Rural practitioners probably come across diving emergencies more often than other medical professionals. Reasons for this include
- participation in local rescue teams (including lifeboat and coastguard teams)
- requests to attend incidents in a BASICS capacity where divers have surfaced – but too quickly
- emergency or delayed presentations to the surgery or community hospital, often when signs are more advanced
There are some specific recommendations when dealing with diving emergencies. One of the most important conditions to be aware of is ‘the bends’ or decompression illness – caused by formation of nitrogen bubbles in the blood stream, which can lead to neurological problems including stroke.
If someone presented to your local A&E unit, would you know what to do? There are a number of sources for assistance.
- The Emergency Medical Retrieval Service (EMRS) have a specific guideline for dealing with diving emergencies, and as ever, this contains extremely succinct and relevant information, along with useful contact numbers.
- The Scottish Diving Medicine website contains some useful background information on the facilities available in Scotland, along with some useful checklists for assessment of diving emergencies.
In summary, emergency management of a diver presenting with symptoms of the bends should include:
- keep the patient lying flat to avoid bubbles migrating to the brain
- high flow oxygen
- management of hypothermia and dehydration, common especially after prolonged dives
- early expert advice and rapid transfer to a hyperbaric facility, if advised that this is necessary
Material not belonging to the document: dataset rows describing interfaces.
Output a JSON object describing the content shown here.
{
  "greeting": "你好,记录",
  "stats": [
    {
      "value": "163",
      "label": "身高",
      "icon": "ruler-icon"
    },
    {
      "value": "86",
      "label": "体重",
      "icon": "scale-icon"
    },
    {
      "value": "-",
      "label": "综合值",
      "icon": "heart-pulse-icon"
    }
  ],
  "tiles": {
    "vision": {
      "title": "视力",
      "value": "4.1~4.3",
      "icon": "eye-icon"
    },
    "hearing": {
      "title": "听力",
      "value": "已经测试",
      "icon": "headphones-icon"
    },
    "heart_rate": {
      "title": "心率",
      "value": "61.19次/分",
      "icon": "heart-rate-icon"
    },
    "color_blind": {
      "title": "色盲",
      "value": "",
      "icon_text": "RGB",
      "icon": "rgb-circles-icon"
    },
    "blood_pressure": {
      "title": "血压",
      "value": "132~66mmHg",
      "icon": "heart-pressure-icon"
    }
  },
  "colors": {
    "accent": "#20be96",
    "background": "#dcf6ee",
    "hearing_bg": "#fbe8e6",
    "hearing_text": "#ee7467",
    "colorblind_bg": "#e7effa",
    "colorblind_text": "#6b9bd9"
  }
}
This video from the Diving Diseases Research Centre in Plymouth explains more about the condition.